Two more European asset managers have been bought by international groups with LGT's asset management division taken over by US group AMVESCAP and Henderson Investors bought by Australian group AMP.
The purchase of LGT brings it into a group comprising Invesco and AIM, the US mutual fund manager, with combined assets under management approaching $250bn.
The businesses are currently working on their integration while awaiting regulatory approvals. Hugh Ward CEO at Invesco in London says: The fit is a very natural. LGT is very strong in some markets where we are not so strong such as Germany, while we are very strong in France for example. In the UK their retail and institutional businesses fit very well with our own and will bolster a lot of our activities."
The AMP takeover of Hendersons will bring about the merger of AMP Asset Management (AMPAM), the asset management subsidiary in the UK, which specialises in fixed interest securities, and Hendersons. This group, with a strong presence in the UK market, will have $65.2bn of funds under management. The AMP group as a whole will have $102.7bn worth of assets under management.
The merged businesses, which will trade under the Henderson name, will be headed by Henderson's Dugald Eadie although Tony Watson will remain as AMPAM's managing director "to ensure an orderly transition".
AMP Asset Management had just announced that it had won three new mandates, two for pension funds and one for an insurance company having won 10 new accounts in total last year.
According to the Mercer European Pension Fund Managers Guide 1998, as of 30 June last year, INVESCO had mandates from 42 European pension funds (34 for UK funds) with assets of $3.9bn. LGT Asset Management in London had 17 mandates (11 for UK funds) with assets of $2.5bn. LGT in Frankfurt had mandates from 20 pension funds (18 for German funds) with assets of $990m.

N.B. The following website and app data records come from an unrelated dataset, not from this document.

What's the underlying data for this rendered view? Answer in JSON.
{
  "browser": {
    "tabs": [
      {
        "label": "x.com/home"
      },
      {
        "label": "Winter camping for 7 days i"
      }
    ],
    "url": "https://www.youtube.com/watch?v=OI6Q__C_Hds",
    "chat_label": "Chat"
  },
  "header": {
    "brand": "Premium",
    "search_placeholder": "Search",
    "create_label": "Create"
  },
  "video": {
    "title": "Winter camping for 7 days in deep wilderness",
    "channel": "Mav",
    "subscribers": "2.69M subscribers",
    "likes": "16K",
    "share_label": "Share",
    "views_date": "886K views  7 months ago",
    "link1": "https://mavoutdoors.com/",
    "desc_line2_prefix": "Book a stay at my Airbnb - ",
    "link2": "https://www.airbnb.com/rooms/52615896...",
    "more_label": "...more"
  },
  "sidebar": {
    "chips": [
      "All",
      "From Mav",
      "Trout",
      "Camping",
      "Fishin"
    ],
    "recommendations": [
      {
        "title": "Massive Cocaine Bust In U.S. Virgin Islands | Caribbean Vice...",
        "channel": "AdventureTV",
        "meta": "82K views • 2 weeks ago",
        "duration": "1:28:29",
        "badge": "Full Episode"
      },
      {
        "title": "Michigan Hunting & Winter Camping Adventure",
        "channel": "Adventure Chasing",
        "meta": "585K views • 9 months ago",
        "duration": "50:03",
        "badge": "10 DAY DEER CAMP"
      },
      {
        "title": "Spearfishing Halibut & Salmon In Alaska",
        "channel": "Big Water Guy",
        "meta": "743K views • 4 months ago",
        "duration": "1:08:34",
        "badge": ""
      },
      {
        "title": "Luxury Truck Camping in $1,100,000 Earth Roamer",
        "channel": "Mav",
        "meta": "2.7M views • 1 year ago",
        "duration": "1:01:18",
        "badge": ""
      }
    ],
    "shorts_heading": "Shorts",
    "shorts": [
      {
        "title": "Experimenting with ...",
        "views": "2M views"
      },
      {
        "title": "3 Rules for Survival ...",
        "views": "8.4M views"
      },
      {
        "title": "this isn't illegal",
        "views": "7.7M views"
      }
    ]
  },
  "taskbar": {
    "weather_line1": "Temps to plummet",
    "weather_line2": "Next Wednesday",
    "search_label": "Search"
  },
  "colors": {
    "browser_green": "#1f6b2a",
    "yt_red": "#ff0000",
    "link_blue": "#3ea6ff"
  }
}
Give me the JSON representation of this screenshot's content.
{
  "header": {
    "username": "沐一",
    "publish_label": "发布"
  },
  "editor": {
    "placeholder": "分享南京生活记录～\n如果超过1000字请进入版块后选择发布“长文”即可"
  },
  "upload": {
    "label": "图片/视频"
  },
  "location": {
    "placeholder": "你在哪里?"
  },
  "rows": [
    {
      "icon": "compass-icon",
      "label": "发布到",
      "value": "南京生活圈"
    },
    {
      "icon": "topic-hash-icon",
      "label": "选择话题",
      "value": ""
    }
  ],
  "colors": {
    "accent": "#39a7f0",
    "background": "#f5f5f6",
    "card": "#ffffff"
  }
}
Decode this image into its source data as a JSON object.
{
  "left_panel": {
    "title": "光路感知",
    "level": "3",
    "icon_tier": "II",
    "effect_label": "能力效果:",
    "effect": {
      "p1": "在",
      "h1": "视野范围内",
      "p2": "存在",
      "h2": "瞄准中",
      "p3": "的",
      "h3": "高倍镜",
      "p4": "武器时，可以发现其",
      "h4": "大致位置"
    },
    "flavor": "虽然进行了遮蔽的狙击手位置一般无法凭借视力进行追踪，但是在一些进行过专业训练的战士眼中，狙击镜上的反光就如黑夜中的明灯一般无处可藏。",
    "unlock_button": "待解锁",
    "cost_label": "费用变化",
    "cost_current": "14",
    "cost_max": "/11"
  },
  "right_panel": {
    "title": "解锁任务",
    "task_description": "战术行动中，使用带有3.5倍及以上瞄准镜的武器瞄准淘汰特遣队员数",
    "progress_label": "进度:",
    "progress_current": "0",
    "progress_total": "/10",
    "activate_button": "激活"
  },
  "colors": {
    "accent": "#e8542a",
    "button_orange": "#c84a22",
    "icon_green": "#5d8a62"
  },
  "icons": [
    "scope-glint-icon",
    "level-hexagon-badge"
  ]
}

AMP was managing for 15 pension funds (13 for UK funds and 2 for Dutch funds) with assets of $4.4bn, while Henderson Investors was managing for 46 funds, (45 for UK funds) with assets of $4bn."